Set down the entries once more, exactly as given.
▬▬▬
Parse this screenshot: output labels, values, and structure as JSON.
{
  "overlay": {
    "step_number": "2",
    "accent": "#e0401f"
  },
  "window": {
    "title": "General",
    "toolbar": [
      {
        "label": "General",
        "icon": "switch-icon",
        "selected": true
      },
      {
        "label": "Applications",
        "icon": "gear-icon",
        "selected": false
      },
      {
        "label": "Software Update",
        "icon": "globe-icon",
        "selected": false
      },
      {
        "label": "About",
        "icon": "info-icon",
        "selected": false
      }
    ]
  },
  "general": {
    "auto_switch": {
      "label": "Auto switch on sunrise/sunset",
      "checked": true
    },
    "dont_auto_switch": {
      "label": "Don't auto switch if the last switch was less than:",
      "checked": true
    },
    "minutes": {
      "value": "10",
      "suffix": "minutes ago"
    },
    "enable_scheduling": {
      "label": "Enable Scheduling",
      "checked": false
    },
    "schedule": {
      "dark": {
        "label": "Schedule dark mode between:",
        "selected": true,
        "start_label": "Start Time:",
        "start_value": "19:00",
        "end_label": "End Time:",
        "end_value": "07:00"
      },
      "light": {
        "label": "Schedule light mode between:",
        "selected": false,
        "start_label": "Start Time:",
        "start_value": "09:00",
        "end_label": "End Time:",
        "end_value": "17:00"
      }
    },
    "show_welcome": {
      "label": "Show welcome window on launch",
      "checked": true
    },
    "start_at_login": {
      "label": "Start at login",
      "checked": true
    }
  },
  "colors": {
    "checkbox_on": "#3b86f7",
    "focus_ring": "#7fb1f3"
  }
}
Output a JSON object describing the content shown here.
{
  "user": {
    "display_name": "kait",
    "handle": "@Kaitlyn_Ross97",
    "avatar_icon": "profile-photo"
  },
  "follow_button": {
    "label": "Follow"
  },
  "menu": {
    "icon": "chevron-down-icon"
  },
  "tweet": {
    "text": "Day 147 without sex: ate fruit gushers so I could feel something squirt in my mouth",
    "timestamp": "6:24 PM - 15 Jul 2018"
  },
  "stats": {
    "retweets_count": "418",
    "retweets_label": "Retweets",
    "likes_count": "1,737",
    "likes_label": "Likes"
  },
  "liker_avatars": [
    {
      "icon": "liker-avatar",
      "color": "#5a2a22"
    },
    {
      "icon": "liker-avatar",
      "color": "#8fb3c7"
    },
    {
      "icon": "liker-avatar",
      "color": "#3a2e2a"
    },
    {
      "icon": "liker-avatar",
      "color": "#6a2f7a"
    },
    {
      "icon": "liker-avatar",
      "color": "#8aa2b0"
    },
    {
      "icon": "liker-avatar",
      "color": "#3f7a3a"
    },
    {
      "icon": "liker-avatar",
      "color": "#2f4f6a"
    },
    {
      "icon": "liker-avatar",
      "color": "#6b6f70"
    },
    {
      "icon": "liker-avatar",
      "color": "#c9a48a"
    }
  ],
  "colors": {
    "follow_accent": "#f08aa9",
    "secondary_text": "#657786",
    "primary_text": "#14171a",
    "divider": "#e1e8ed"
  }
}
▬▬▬
* **YOUR RESPONSE**
Parse this screenshot: output labels, values, and structure as JSON.
{
  "overlay": {
    "step_number": "2",
    "accent": "#e0401f"
  },
  "window": {
    "title": "General",
    "toolbar": [
      {
        "label": "General",
        "icon": "switch-icon",
        "selected": true
      },
      {
        "label": "Applications",
        "icon": "gear-icon",
        "selected": false
      },
      {
        "label": "Software Update",
        "icon": "globe-icon",
        "selected": false
      },
      {
        "label": "About",
        "icon": "info-icon",
        "selected": false
      }
    ]
  },
  "general": {
    "auto_switch": {
      "label": "Auto switch on sunrise/sunset",
      "checked": true
    },
    "dont_auto_switch": {
      "label": "Don't auto switch if the last switch was less than:",
      "checked": true
    },
    "minutes": {
      "value": "10",
      "suffix": "minutes ago"
    },
    "enable_scheduling": {
      "label": "Enable Scheduling",
      "checked": false
    },
    "schedule": {
      "dark": {
        "label": "Schedule dark mode between:",
        "selected": true,
        "start_label": "Start Time:",
        "start_value": "19:00",
        "end_label": "End Time:",
        "end_value": "07:00"
      },
      "light": {
        "label": "Schedule light mode between:",
        "selected": false,
        "start_label": "Start Time:",
        "start_value": "09:00",
        "end_label": "End Time:",
        "end_value": "17:00"
      }
    },
    "show_welcome": {
      "label": "Show welcome window on launch",
      "checked": true
    },
    "start_at_login": {
      "label": "Start at login",
      "checked": true
    }
  },
  "colors": {
    "checkbox_on": "#3b86f7",
    "focus_ring": "#7fb1f3"
  }
}
Output a JSON object describing the content shown here.
{
  "user": {
    "display_name": "kait",
    "handle": "@Kaitlyn_Ross97",
    "avatar_icon": "profile-photo"
  },
  "follow_button": {
    "label": "Follow"
  },
  "menu": {
    "icon": "chevron-down-icon"
  },
  "tweet": {
    "text": "Day 147 without sex: ate fruit gushers so I could feel something squirt in my mouth",
    "timestamp": "6:24 PM - 15 Jul 2018"
  },
  "stats": {
    "retweets_count": "418",
    "retweets_label": "Retweets",
    "likes_count": "1,737",
    "likes_label": "Likes"
  },
  "liker_avatars": [
    {
      "icon": "liker-avatar",
      "color": "#5a2a22"
    },
    {
      "icon": "liker-avatar",
      "color": "#8fb3c7"
    },
    {
      "icon": "liker-avatar",
      "color": "#3a2e2a"
    },
    {
      "icon": "liker-avatar",
      "color": "#6a2f7a"
    },
    {
      "icon": "liker-avatar",
      "color": "#8aa2b0"
    },
    {
      "icon": "liker-avatar",
      "color": "#3f7a3a"
    },
    {
      "icon": "liker-avatar",
      "color": "#2f4f6a"
    },
    {
      "icon": "liker-avatar",
      "color": "#6b6f70"
    },
    {
      "icon": "liker-avatar",
      "color": "#c9a48a"
    }
  ],
  "colors": {
    "follow_accent": "#f08aa9",
    "secondary_text": "#657786",
    "primary_text": "#14171a",
    "divider": "#e1e8ed"
  }
}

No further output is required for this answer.